Apr. 18, 2016 11:47 AM ET USA
If you had the kind of world you described in the first paragraph, the Church would never have had a the kind of mess it now deals with. All we have left is to pray and maintain our trust in Christ, who said He would never leave us orphans.
Posted by: Saved by Grace -
Apr. 17, 2016 9:20 AM ET USA
Your first paragraph says it all! We the laity can only imagine, in most cases, this kind of world. It does not exist. Without it we have to have guidelines to lead us! I believe that's why Jesus, giving the keys to Peter, spoke of the Church binding and unbinding. He knew we would need firm guidelines (rules if you will) to have the discipline to live holy lives!
Posted by: pvanderl7463 -
Apr. 16, 2016 12:16 AM ET USA
Bravo! Thank you! Brilliant!
Posted by: toothin -
Apr. 15, 2016 11:02 PM ET USA
It seems the case that the Pope does not expect great changes or not all he hopes for from the annulment changes. He certainly is pushing for communion for the divorced, but he hides his comments in footnote. Rather cowardly. he is very angry with anyone who teaches the ideal, but forked tongue praises ideals. He promotes the need for healing, but not the discipline of taking medicine and facing the fall out of all the bad effects of a life of bad habits. who is going to pay the price? not Pope
Posted by: toothin -
Apr. 15, 2016 10:56 PM ET USA
The church ministers can promote family life by preaching, teaching and fostering groups etc. but the reality is the lay people must act with supervision. The priests end up being the gate keepers and must have rules. The pope opens the door, people barch in, what priest is going to act like a policeman. Who will support him. Not the pope. Who wants to be priest in that situation. Not me. I am fifty years a priest now and still active. I look forward to retirement to avoid the chaos and pain.
Posted by: Randal Mandock -
Apr. 15, 2016 10:47 PM ET USA

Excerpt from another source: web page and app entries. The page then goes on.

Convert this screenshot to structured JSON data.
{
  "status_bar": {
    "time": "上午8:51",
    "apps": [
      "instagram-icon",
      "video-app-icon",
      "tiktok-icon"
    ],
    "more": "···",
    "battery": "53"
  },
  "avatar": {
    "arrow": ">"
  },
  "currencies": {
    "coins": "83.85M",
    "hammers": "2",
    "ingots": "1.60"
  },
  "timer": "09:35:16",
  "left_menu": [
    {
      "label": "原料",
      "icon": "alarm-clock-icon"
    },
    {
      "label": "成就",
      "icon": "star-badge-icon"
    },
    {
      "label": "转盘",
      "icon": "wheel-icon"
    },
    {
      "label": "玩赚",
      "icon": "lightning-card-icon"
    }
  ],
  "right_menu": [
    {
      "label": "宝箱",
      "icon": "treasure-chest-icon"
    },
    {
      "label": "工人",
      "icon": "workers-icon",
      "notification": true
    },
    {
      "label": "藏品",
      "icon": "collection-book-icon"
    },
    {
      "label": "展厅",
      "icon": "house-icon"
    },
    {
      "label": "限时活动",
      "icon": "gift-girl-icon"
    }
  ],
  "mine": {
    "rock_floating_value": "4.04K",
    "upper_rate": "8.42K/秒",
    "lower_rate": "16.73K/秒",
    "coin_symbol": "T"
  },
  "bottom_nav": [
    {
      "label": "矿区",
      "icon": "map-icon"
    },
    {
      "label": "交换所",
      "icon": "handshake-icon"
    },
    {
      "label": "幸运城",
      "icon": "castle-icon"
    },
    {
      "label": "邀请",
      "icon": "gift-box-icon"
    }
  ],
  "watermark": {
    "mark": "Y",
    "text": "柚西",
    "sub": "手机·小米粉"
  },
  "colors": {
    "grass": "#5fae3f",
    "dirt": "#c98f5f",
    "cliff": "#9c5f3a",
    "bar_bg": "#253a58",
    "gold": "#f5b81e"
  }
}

It is true that as we seek ever increasing levels of _being_ through spiritual perfection the "rules" (I prefer to call them guideposts) are less viewed as obstacles than as channels to freedom from sin. The "rules" are not evil, but are good. They delimit on the one hand, but expand on the other. For what is not bound is loosed. For example, vice could not be more discouraged then by the "rules" prohibiting it. Virtue could not be more encouraged than by the "rules" promoting it. I like rules.